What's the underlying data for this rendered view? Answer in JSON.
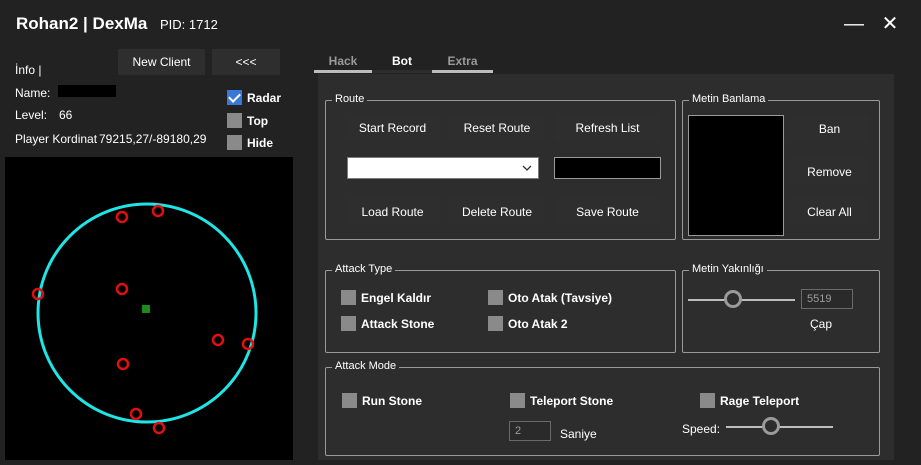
{
  "window": {
    "title": "Rohan2 | DexMa",
    "pid": "PID: 1712",
    "minimize_glyph": "—",
    "close_glyph": "✕"
  },
  "left": {
    "info": "İnfo |",
    "new_client": "New Client",
    "collapse": "<<<",
    "name_label": "Name:",
    "level_label": "Level:",
    "level_value": "66",
    "coord_label": "Player Kordinat",
    "coord_value": "79215,27/-89180,29",
    "checks": [
      {
        "label": "Radar",
        "checked": true
      },
      {
        "label": "Top",
        "checked": false
      },
      {
        "label": "Hide",
        "checked": false
      }
    ]
  },
  "radar": {
    "circle_color": "#1ee6e6",
    "marker_color": "#e01010",
    "player_color": "#1a8c1a"
  },
  "tabs": [
    {
      "label": "Hack",
      "active": false
    },
    {
      "label": "Bot",
      "active": true
    },
    {
      "label": "Extra",
      "active": false
    }
  ],
  "route": {
    "title": "Route",
    "start_record": "Start Record",
    "reset_route": "Reset Route",
    "refresh_list": "Refresh List",
    "load_route": "Load Route",
    "delete_route": "Delete Route",
    "save_route": "Save Route",
    "select_value": "",
    "text_value": ""
  },
  "metin_ban": {
    "title": "Metin Banlama",
    "ban": "Ban",
    "remove": "Remove",
    "clear_all": "Clear All"
  },
  "attack_type": {
    "title": "Attack Type",
    "options": [
      "Engel Kaldır",
      "Oto Atak (Tavsiye)",
      "Attack Stone",
      "Oto Atak 2"
    ]
  },
  "metin_yakinligi": {
    "title": "Metin Yakınlığı",
    "value": "5519",
    "cap_label": "Çap",
    "slider_fraction": 0.4
  },
  "attack_mode": {
    "title": "Attack Mode",
    "run_stone": "Run Stone",
    "teleport_stone": "Teleport Stone",
    "rage_teleport": "Rage Teleport",
    "saniye_value": "2",
    "saniye_label": "Saniye",
    "speed_label": "Speed:",
    "speed_fraction": 0.4
  }
}
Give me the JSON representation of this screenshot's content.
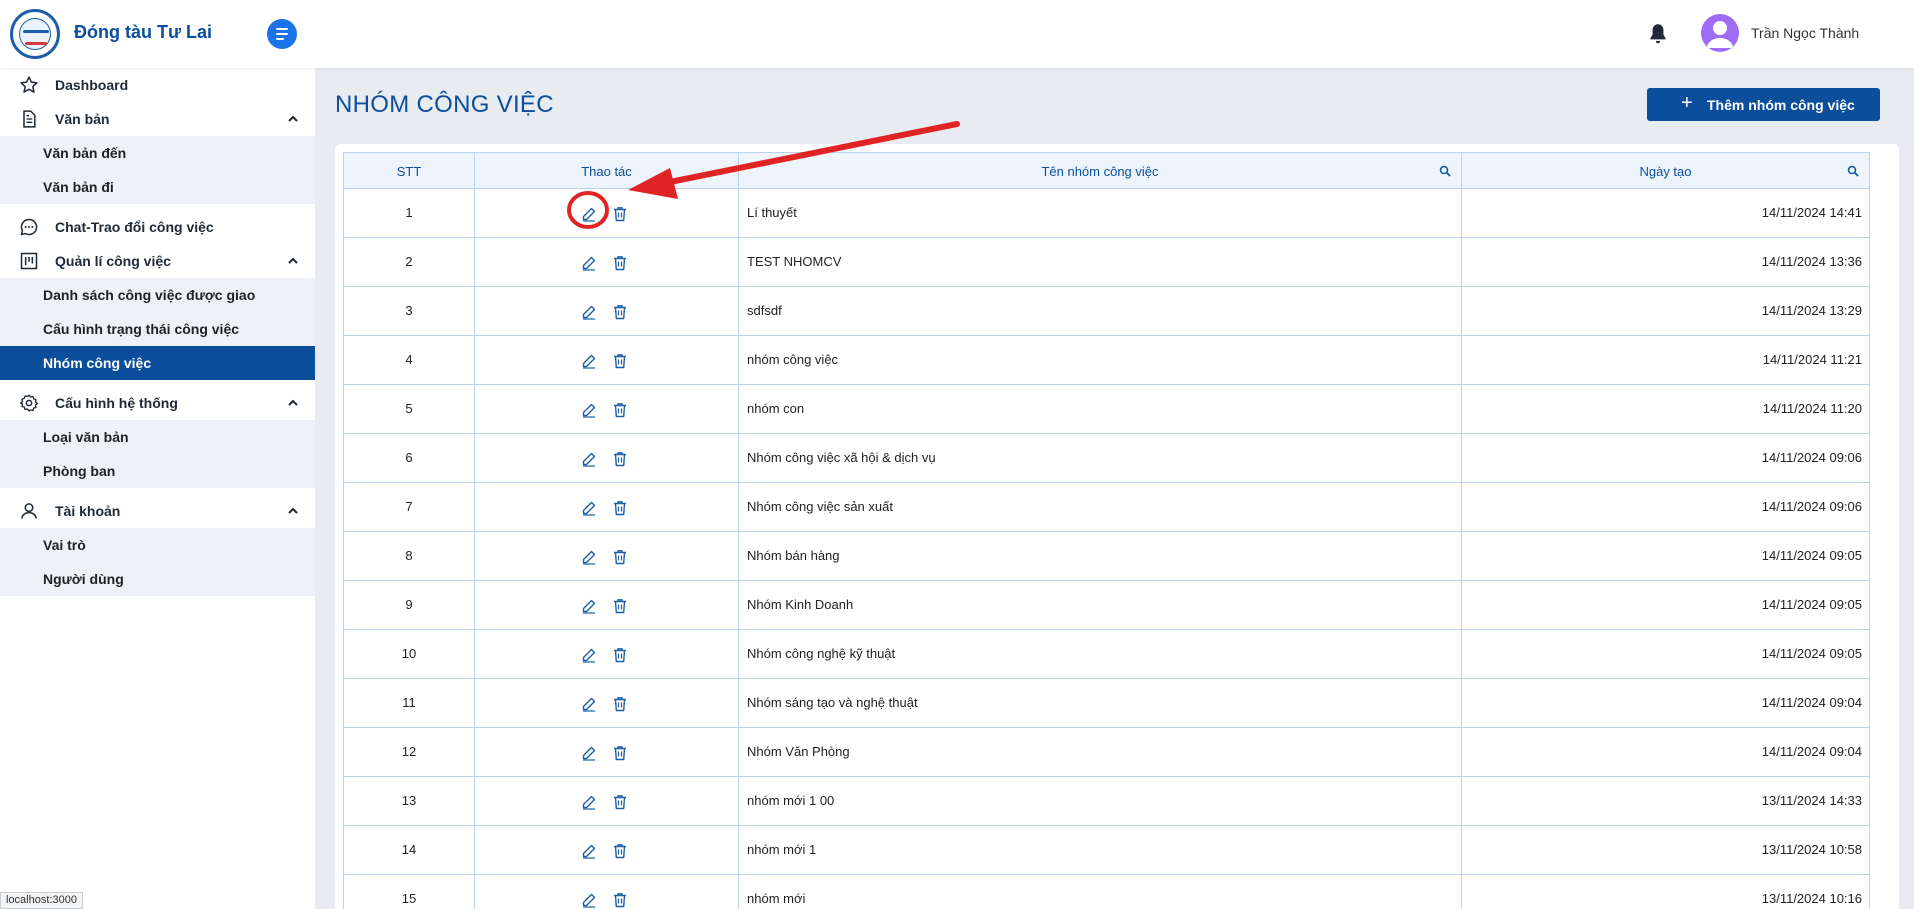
{
  "app": {
    "brand": "Đóng tàu Tư Lai",
    "user_name": "Trần Ngọc Thành"
  },
  "sidebar": {
    "items": [
      {
        "label": "Dashboard"
      },
      {
        "label": "Văn bản"
      },
      {
        "label": "Văn bản đến"
      },
      {
        "label": "Văn bản đi"
      },
      {
        "label": "Chat-Trao đổi công việc"
      },
      {
        "label": "Quản lí công việc"
      },
      {
        "label": "Danh sách công việc được giao"
      },
      {
        "label": "Cấu hình trạng thái công việc"
      },
      {
        "label": "Nhóm công việc"
      },
      {
        "label": "Cấu hình hệ thống"
      },
      {
        "label": "Loại văn bản"
      },
      {
        "label": "Phòng ban"
      },
      {
        "label": "Tài khoản"
      },
      {
        "label": "Vai trò"
      },
      {
        "label": "Người dùng"
      }
    ]
  },
  "main": {
    "title": "NHÓM CÔNG VIỆC",
    "add_button": "Thêm nhóm công việc",
    "table": {
      "headers": [
        "STT",
        "Thao tác",
        "Tên nhóm công việc",
        "Ngày tạo"
      ],
      "rows": [
        {
          "stt": "1",
          "name": "Lí thuyết",
          "date": "14/11/2024 14:41"
        },
        {
          "stt": "2",
          "name": "TEST NHOMCV",
          "date": "14/11/2024 13:36"
        },
        {
          "stt": "3",
          "name": "sdfsdf",
          "date": "14/11/2024 13:29"
        },
        {
          "stt": "4",
          "name": "nhóm công việc",
          "date": "14/11/2024 11:21"
        },
        {
          "stt": "5",
          "name": "nhóm con",
          "date": "14/11/2024 11:20"
        },
        {
          "stt": "6",
          "name": "Nhóm công việc xã hội & dịch vụ",
          "date": "14/11/2024 09:06"
        },
        {
          "stt": "7",
          "name": "Nhóm công việc sản xuất",
          "date": "14/11/2024 09:06"
        },
        {
          "stt": "8",
          "name": "Nhóm bán hàng",
          "date": "14/11/2024 09:05"
        },
        {
          "stt": "9",
          "name": "Nhóm Kinh Doanh",
          "date": "14/11/2024 09:05"
        },
        {
          "stt": "10",
          "name": "Nhóm công nghệ kỹ thuật",
          "date": "14/11/2024 09:05"
        },
        {
          "stt": "11",
          "name": "Nhóm sáng tạo và nghệ thuật",
          "date": "14/11/2024 09:04"
        },
        {
          "stt": "12",
          "name": "Nhóm Văn Phòng",
          "date": "14/11/2024 09:04"
        },
        {
          "stt": "13",
          "name": "nhóm mới 1 00",
          "date": "13/11/2024 14:33"
        },
        {
          "stt": "14",
          "name": "nhóm mới 1",
          "date": "13/11/2024 10:58"
        },
        {
          "stt": "15",
          "name": "nhóm mới",
          "date": "13/11/2024 10:16"
        }
      ]
    }
  },
  "status_bar": "localhost:3000",
  "colors": {
    "primary": "#0b4f9c",
    "accent": "#1a73e8",
    "annotation": "#e02424",
    "background": "#e8ebf0"
  },
  "icons": [
    "bell-icon",
    "user-avatar-icon",
    "star-icon",
    "document-icon",
    "chat-icon",
    "kanban-icon",
    "gear-icon",
    "person-icon",
    "chevron-up-icon",
    "edit-icon",
    "trash-icon",
    "search-icon",
    "plus-icon"
  ]
}
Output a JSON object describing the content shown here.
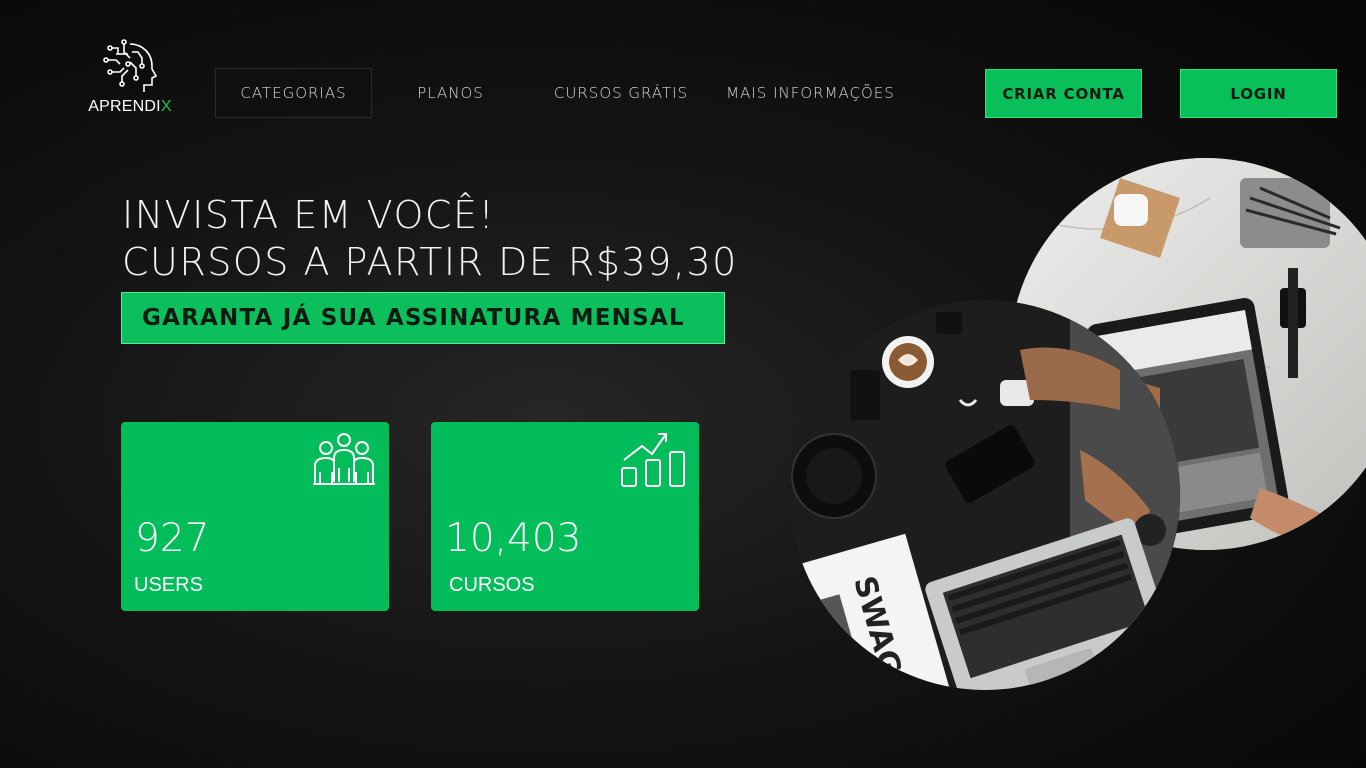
{
  "brand": {
    "name_main": "APRENDI",
    "name_accent": "X"
  },
  "nav": {
    "items": [
      {
        "label": "CATEGORIAS"
      },
      {
        "label": "PLANOS"
      },
      {
        "label": "CURSOS GRÁTIS"
      },
      {
        "label": "MAIS INFORMAÇÕES"
      }
    ]
  },
  "actions": {
    "signup_label": "CRIAR CONTA",
    "login_label": "LOGIN"
  },
  "hero": {
    "line1": "INVISTA EM VOCÊ!",
    "line2": "CURSOS A PARTIR DE R$39,30",
    "cta_label": "GARANTA JÁ SUA ASSINATURA MENSAL"
  },
  "stats": [
    {
      "value": "927",
      "label": "USERS",
      "icon": "users-group-icon"
    },
    {
      "value": "10,403",
      "label": "CURSOS",
      "icon": "growth-chart-icon"
    }
  ],
  "colors": {
    "accent": "#03bd5b",
    "background": "#141414"
  }
}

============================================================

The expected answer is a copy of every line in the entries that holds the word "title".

    "title": "Rohan2 | DexMa",
    "title": "Route",
    "title": "Metin Banlama",
    "title": "Attack Type",
    "title": "Metin Yakınlığı",
    "title": "Attack Mode",
    "title": "NHÓM CÔNG VIỆC",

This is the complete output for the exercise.